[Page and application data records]
+++

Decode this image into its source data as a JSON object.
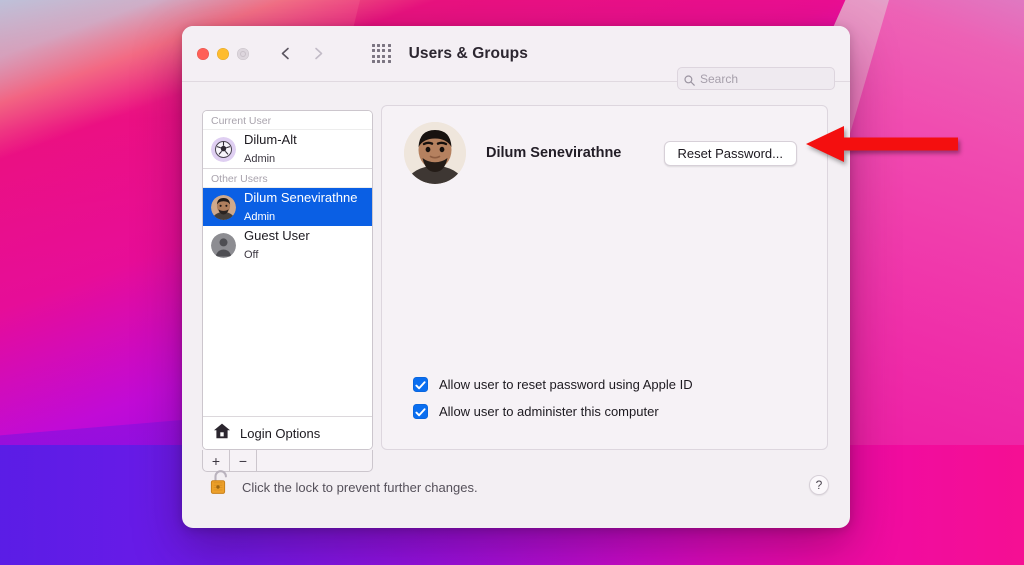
{
  "window": {
    "title": "Users & Groups",
    "traffic_lights": [
      "close-button",
      "minimize-button",
      "zoom-button-disabled"
    ],
    "nav": {
      "back": "back-chevron",
      "forward": "forward-chevron",
      "grid": "all-preferences-grid"
    }
  },
  "search": {
    "placeholder": "Search",
    "value": "",
    "icon": "search-icon"
  },
  "sidebar": {
    "groups": [
      {
        "label": "Current User",
        "users": [
          {
            "name": "Dilum-Alt",
            "role": "Admin",
            "avatar": "soccer-ball-avatar",
            "selected": false
          }
        ]
      },
      {
        "label": "Other Users",
        "users": [
          {
            "name": "Dilum Senevirathne",
            "role": "Admin",
            "avatar": "photo-avatar",
            "selected": true
          },
          {
            "name": "Guest User",
            "role": "Off",
            "avatar": "generic-person-avatar",
            "selected": false
          }
        ]
      }
    ],
    "login_options": {
      "label": "Login Options",
      "icon": "home-icon"
    },
    "footer": {
      "add": "+",
      "remove": "−"
    }
  },
  "account": {
    "name": "Dilum Senevirathne",
    "avatar": "user-photo",
    "reset_password_label": "Reset Password...",
    "options": [
      {
        "label": "Allow user to reset password using Apple ID",
        "checked": true
      },
      {
        "label": "Allow user to administer this computer",
        "checked": true
      }
    ]
  },
  "lock_bar": {
    "icon": "unlocked-padlock-icon",
    "message": "Click the lock to prevent further changes.",
    "help_label": "?"
  },
  "annotation": {
    "arrow": "red-left-arrow",
    "points_to": "reset-password-button"
  },
  "colors": {
    "selection_blue": "#0a5fe4",
    "checkbox_blue": "#0a6ef0",
    "annotation_red": "#f40f0f",
    "lock_gold": "#e8a122",
    "window_bg": "#f3eff3"
  }
}
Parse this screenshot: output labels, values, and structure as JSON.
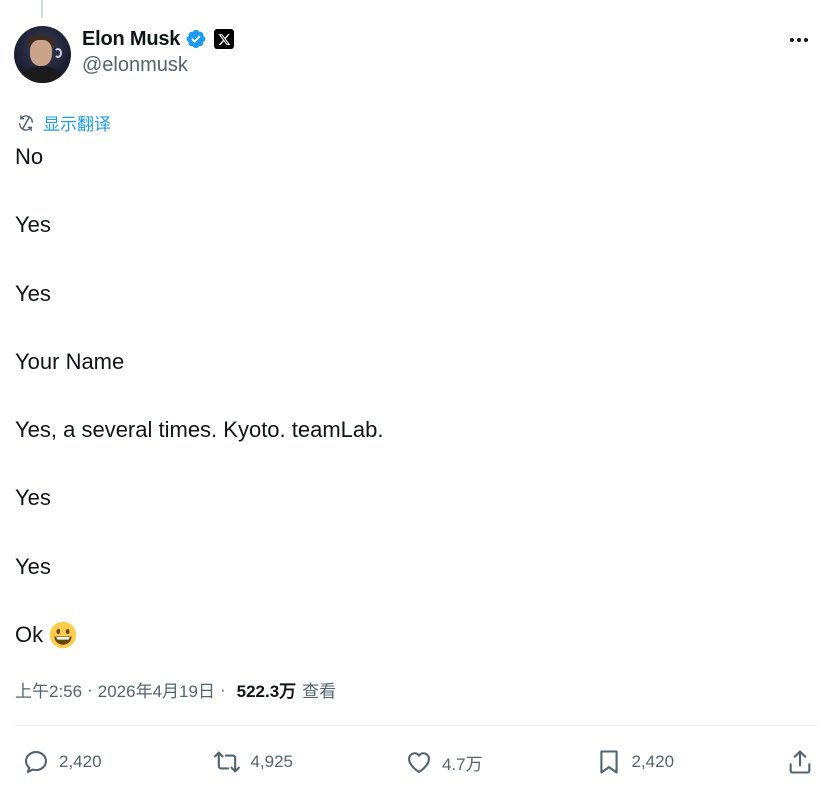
{
  "author": {
    "display_name": "Elon Musk",
    "handle": "@elonmusk",
    "verified_color": "#1d9bf0"
  },
  "translate": {
    "label": "显示翻译",
    "icon": "translate-icon"
  },
  "tweet": {
    "lines": [
      "No",
      "Yes",
      "Yes",
      "Your Name",
      "Yes, a several times. Kyoto. teamLab.",
      "Yes",
      "Yes",
      "Ok"
    ],
    "emoji": "grinning-face-emoji"
  },
  "meta": {
    "time": "上午2:56",
    "date": "2026年4月19日",
    "separator": "·",
    "views": "522.3万",
    "views_label": "查看"
  },
  "actions": {
    "reply_count": "2,420",
    "retweet_count": "4,925",
    "like_count": "4.7万",
    "bookmark_count": "2,420"
  },
  "colors": {
    "accent": "#1d9bf0",
    "text": "#0f1419",
    "secondary": "#536471"
  }
}
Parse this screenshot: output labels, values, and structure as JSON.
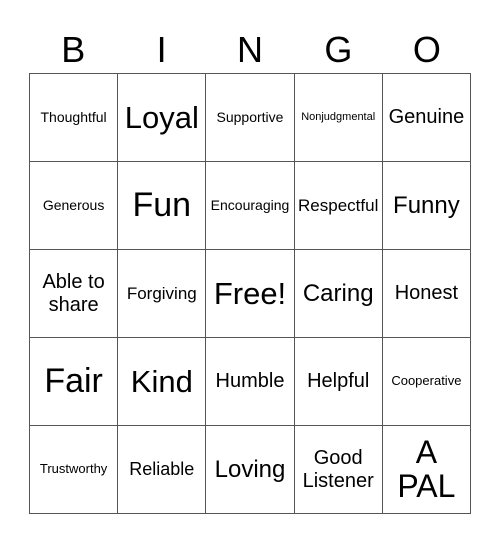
{
  "header": {
    "letters": [
      "B",
      "I",
      "N",
      "G",
      "O"
    ]
  },
  "cells": [
    [
      "Thoughtful",
      "Loyal",
      "Supportive",
      "Nonjudgmental",
      "Genuine"
    ],
    [
      "Generous",
      "Fun",
      "Encouraging",
      "Respectful",
      "Funny"
    ],
    [
      "Able to share",
      "Forgiving",
      "Free!",
      "Caring",
      "Honest"
    ],
    [
      "Fair",
      "Kind",
      "Humble",
      "Helpful",
      "Cooperative"
    ],
    [
      "Trustworthy",
      "Reliable",
      "Loving",
      "Good Listener",
      "A PAL"
    ]
  ]
}
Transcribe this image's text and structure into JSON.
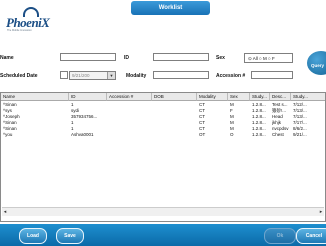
{
  "header": {
    "logo_text": "PhoeniX",
    "logo_subtitle": "The Mobile Innovation",
    "title": "Worklist"
  },
  "filters": {
    "name_label": "Name",
    "name_value": "",
    "id_label": "ID",
    "id_value": "",
    "sex_label": "Sex",
    "sex_options": "⊙ All ○ M ○ F",
    "scheduled_date_label": "Scheduled Date",
    "scheduled_date_value": "9/21/200",
    "modality_label": "Modality",
    "modality_value": "",
    "accession_label": "Accession #",
    "accession_value": "",
    "query_label": "Query"
  },
  "table": {
    "columns": [
      "Name",
      "ID",
      "Accession #",
      "DOB",
      "Modality",
      "Sex",
      "Study...",
      "Desc...",
      "Study..."
    ],
    "rows": [
      [
        "^Sinan",
        "1",
        "",
        "",
        "CT",
        "M",
        "1.2.8...",
        "Test s...",
        "7/12/..."
      ],
      [
        "^sys",
        "sydi",
        "",
        "",
        "CT",
        "F",
        "1.2.8...",
        "猿砂ǃ...",
        "7/13/..."
      ],
      [
        "^Joseph",
        "357934756...",
        "",
        "",
        "CT",
        "M",
        "1.2.8...",
        "Head",
        "7/13/..."
      ],
      [
        "^Sinan",
        "1",
        "",
        "",
        "CT",
        "M",
        "1.2.8...",
        "jkhjk",
        "7/17/..."
      ],
      [
        "^Sinan",
        "1",
        "",
        "",
        "CT",
        "M",
        "1.2.8...",
        "nvcpdsv",
        "8/6/2..."
      ],
      [
        "^you",
        "Ashva0001",
        "",
        "",
        "OT",
        "O",
        "1.2.8...",
        "Chest",
        "9/21/..."
      ]
    ]
  },
  "footer": {
    "load_label": "Load",
    "save_label": "Save",
    "ok_label": "Ok",
    "cancel_label": "Cancel"
  }
}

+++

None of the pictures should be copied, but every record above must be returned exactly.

## Exercise solution
Decode this image into its source data as a JSON object.
{
  "window": {
    "title": "Users & Groups",
    "traffic_lights": [
      "close-button",
      "minimize-button",
      "zoom-button-disabled"
    ],
    "nav": {
      "back": "back-chevron",
      "forward": "forward-chevron",
      "grid": "all-preferences-grid"
    }
  },
  "search": {
    "placeholder": "Search",
    "value": "",
    "icon": "search-icon"
  },
  "sidebar": {
    "groups": [
      {
        "label": "Current User",
        "users": [
          {
            "name": "Dilum-Alt",
            "role": "Admin",
            "avatar": "soccer-ball-avatar",
            "selected": false
          }
        ]
      },
      {
        "label": "Other Users",
        "users": [
          {
            "name": "Dilum Senevirathne",
            "role": "Admin",
            "avatar": "photo-avatar",
            "selected": true
          },
          {
            "name": "Guest User",
            "role": "Off",
            "avatar": "generic-person-avatar",
            "selected": false
          }
        ]
      }
    ],
    "login_options": {
      "label": "Login Options",
      "icon": "home-icon"
    },
    "footer": {
      "add": "+",
      "remove": "−"
    }
  },
  "account": {
    "name": "Dilum Senevirathne",
    "avatar": "user-photo",
    "reset_password_label": "Reset Password...",
    "options": [
      {
        "label": "Allow user to reset password using Apple ID",
        "checked": true
      },
      {
        "label": "Allow user to administer this computer",
        "checked": true
      }
    ]
  },
  "lock_bar": {
    "icon": "unlocked-padlock-icon",
    "message": "Click the lock to prevent further changes.",
    "help_label": "?"
  },
  "annotation": {
    "arrow": "red-left-arrow",
    "points_to": "reset-password-button"
  },
  "colors": {
    "selection_blue": "#0a5fe4",
    "checkbox_blue": "#0a6ef0",
    "annotation_red": "#f40f0f",
    "lock_gold": "#e8a122",
    "window_bg": "#f3eff3"
  }
}
Parse this screenshot: output labels, values, and structure as JSON.
{
  "author": {
    "display_name": "Elon Musk",
    "handle": "@elonmusk",
    "verified_color": "#1d9bf0"
  },
  "translate": {
    "label": "显示翻译",
    "icon": "translate-icon"
  },
  "tweet": {
    "lines": [
      "No",
      "Yes",
      "Yes",
      "Your Name",
      "Yes, a several times. Kyoto. teamLab.",
      "Yes",
      "Yes",
      "Ok"
    ],
    "emoji": "grinning-face-emoji"
  },
  "meta": {
    "time": "上午2:56",
    "date": "2026年4月19日",
    "separator": "·",
    "views": "522.3万",
    "views_label": "查看"
  },
  "actions": {
    "reply_count": "2,420",
    "retweet_count": "4,925",
    "like_count": "4.7万",
    "bookmark_count": "2,420"
  },
  "colors": {
    "accent": "#1d9bf0",
    "text": "#0f1419",
    "secondary": "#536471"
  }
}
Parse this screenshot: output labels, values, and structure as JSON.
{
  "header": {
    "letters": [
      "B",
      "I",
      "N",
      "G",
      "O"
    ]
  },
  "cells": [
    [
      "Thoughtful",
      "Loyal",
      "Supportive",
      "Nonjudgmental",
      "Genuine"
    ],
    [
      "Generous",
      "Fun",
      "Encouraging",
      "Respectful",
      "Funny"
    ],
    [
      "Able to share",
      "Forgiving",
      "Free!",
      "Caring",
      "Honest"
    ],
    [
      "Fair",
      "Kind",
      "Humble",
      "Helpful",
      "Cooperative"
    ],
    [
      "Trustworthy",
      "Reliable",
      "Loving",
      "Good Listener",
      "A PAL"
    ]
  ]
}
Transcribe this image's text and structure into JSON.
{
  "header": {
    "logo_text": "PhoeniX",
    "logo_subtitle": "The Mobile Innovation",
    "title": "Worklist"
  },
  "filters": {
    "name_label": "Name",
    "name_value": "",
    "id_label": "ID",
    "id_value": "",
    "sex_label": "Sex",
    "sex_options": "⊙ All ○ M ○ F",
    "scheduled_date_label": "Scheduled Date",
    "scheduled_date_value": "9/21/200",
    "modality_label": "Modality",
    "modality_value": "",
    "accession_label": "Accession #",
    "accession_value": "",
    "query_label": "Query"
  },
  "table": {
    "columns": [
      "Name",
      "ID",
      "Accession #",
      "DOB",
      "Modality",
      "Sex",
      "Study...",
      "Desc...",
      "Study..."
    ],
    "rows": [
      [
        "^Sinan",
        "1",
        "",
        "",
        "CT",
        "M",
        "1.2.8...",
        "Test s...",
        "7/12/..."
      ],
      [
        "^sys",
        "sydi",
        "",
        "",
        "CT",
        "F",
        "1.2.8...",
        "猿砂ǃ...",
        "7/13/..."
      ],
      [
        "^Joseph",
        "357934756...",
        "",
        "",
        "CT",
        "M",
        "1.2.8...",
        "Head",
        "7/13/..."
      ],
      [
        "^Sinan",
        "1",
        "",
        "",
        "CT",
        "M",
        "1.2.8...",
        "jkhjk",
        "7/17/..."
      ],
      [
        "^Sinan",
        "1",
        "",
        "",
        "CT",
        "M",
        "1.2.8...",
        "nvcpdsv",
        "8/6/2..."
      ],
      [
        "^you",
        "Ashva0001",
        "",
        "",
        "OT",
        "O",
        "1.2.8...",
        "Chest",
        "9/21/..."
      ]
    ]
  },
  "footer": {
    "load_label": "Load",
    "save_label": "Save",
    "ok_label": "Ok",
    "cancel_label": "Cancel"
  }
}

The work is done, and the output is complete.